Grab has one deficiency, though. It can save screenshots only as TIFF files. If Apple had to pick just one format, that’s hardly the most useful one. But there’s an easy workaround.
After you’ve got your screen shot, press Command-C or choose “Copy” from the Edit menu. Open the Preview application. Press Command-N or select “New from clipboard” from the File menu. You now have the screenshot in Preview.
In Preview, press Command-S or choose “Save…” from the File menu. You’ll get a dialog to save the file, with a choice of formats: JPEG, JPEG2000, OpenEXR, PDF, PNG, or TIFF. Pick whichever one you like. If you’re going to put the image into a Web page, PNG is usually the best choice. Preview will remember your choice for next time. Then save the file.
If you prefer, you can do the equivalent in Photoshop, Gimp, or any other image-processing application, but Preview has the advantage of launching quickly and keeping the process simple.
That’s it. You can now use Grab to save screenshots to a Web-friendly format.
FUIF: Yet another image format?
A tweet led me to a pair of articles about a new file format called FUIF. That stands for “Free Universal Image Format.” Jon Sneyers describes it in a series of articles which so far include a Part 1 and Part 2.
It’s “responsive by design”; a single image file can be truncated at various offsets to produce different resolutions. Sneyers says FUIF meets JPEG’s criteria for a new format that provides “efficient coding of images with text and graphics” and “very low file size image coding.”
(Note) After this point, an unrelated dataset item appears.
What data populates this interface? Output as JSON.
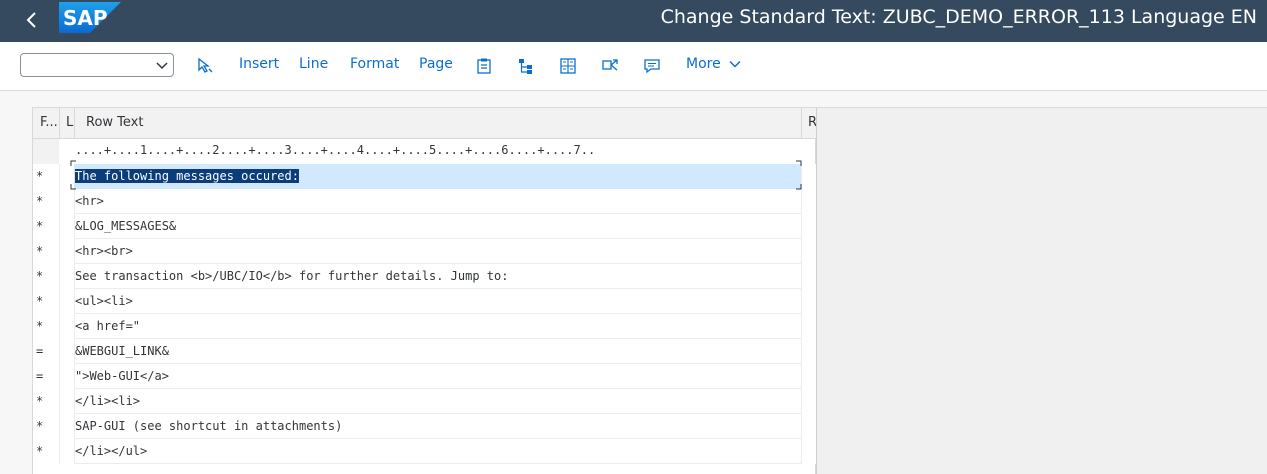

Continue reading →
Comments Off on FUIF: Yet another image format?
Posted in commentary, News
Tagged FUIF, images